# Required action:
Where the string "lastName" occurs in a line of the entries below, copy that line.

### Information provided

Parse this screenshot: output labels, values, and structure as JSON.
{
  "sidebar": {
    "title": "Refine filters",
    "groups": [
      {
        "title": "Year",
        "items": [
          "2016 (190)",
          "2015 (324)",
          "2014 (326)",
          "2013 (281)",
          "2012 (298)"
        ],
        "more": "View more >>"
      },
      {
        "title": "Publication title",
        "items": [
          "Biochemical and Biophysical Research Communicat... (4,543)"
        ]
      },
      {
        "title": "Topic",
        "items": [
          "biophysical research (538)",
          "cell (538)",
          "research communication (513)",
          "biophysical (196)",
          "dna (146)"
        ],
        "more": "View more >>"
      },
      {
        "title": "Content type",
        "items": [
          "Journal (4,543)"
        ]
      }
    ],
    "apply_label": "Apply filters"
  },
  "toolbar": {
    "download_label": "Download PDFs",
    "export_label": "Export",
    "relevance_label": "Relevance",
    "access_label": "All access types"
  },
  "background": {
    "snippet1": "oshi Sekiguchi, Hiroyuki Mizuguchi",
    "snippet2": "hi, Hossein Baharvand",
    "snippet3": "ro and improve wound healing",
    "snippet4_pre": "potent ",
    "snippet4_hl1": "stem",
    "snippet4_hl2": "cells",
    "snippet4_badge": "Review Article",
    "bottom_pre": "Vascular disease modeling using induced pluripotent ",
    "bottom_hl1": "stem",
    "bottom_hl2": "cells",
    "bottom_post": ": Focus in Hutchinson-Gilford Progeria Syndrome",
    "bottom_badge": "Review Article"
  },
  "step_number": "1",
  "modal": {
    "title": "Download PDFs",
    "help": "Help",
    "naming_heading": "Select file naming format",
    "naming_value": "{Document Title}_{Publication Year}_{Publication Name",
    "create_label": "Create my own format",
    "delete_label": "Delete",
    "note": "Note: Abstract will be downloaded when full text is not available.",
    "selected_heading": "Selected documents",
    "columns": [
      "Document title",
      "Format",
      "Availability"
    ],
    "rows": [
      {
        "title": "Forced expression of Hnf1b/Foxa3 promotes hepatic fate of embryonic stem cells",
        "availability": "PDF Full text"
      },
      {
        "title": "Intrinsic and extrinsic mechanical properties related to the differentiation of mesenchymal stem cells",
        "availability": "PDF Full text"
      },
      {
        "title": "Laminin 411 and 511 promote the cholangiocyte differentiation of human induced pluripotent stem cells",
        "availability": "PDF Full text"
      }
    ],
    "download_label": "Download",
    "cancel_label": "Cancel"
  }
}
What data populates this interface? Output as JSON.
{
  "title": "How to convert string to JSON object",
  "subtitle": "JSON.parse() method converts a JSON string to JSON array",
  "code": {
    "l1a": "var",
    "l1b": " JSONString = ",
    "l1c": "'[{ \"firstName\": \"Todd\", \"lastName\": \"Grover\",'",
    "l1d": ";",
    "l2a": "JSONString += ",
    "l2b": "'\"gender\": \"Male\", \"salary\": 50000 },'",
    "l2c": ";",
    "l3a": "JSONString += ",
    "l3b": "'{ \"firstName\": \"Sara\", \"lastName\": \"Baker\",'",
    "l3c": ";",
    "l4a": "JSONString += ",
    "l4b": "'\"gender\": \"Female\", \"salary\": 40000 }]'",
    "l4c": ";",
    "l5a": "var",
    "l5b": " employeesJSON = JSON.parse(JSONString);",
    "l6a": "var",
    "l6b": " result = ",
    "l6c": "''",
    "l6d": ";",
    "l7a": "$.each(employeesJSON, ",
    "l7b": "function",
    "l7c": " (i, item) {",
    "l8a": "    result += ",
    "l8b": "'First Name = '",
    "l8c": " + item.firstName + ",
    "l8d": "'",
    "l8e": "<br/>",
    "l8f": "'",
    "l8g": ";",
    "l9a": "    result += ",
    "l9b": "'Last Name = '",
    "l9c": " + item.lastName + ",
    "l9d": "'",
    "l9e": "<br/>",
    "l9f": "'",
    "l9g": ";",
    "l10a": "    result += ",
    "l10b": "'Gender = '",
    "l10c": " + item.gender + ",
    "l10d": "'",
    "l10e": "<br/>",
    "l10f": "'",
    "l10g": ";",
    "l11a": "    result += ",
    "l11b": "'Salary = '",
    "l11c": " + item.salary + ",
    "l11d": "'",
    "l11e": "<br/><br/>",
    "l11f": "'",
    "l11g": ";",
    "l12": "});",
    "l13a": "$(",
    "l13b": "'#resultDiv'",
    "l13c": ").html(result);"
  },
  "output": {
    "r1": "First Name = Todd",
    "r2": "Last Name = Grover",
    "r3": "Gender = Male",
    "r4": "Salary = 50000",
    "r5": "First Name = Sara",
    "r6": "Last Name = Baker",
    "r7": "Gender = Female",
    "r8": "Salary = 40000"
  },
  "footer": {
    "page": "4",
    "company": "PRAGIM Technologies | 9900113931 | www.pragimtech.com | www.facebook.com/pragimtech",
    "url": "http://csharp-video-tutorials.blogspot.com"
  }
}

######

# Task solution:
    "l1c": "'[{ \"firstName\": \"Todd\", \"lastName\": \"Grover\",'",
    "l3b": "'{ \"firstName\": \"Sara\", \"lastName\": \"Baker\",'",
    "l9c": " + item.lastName + ",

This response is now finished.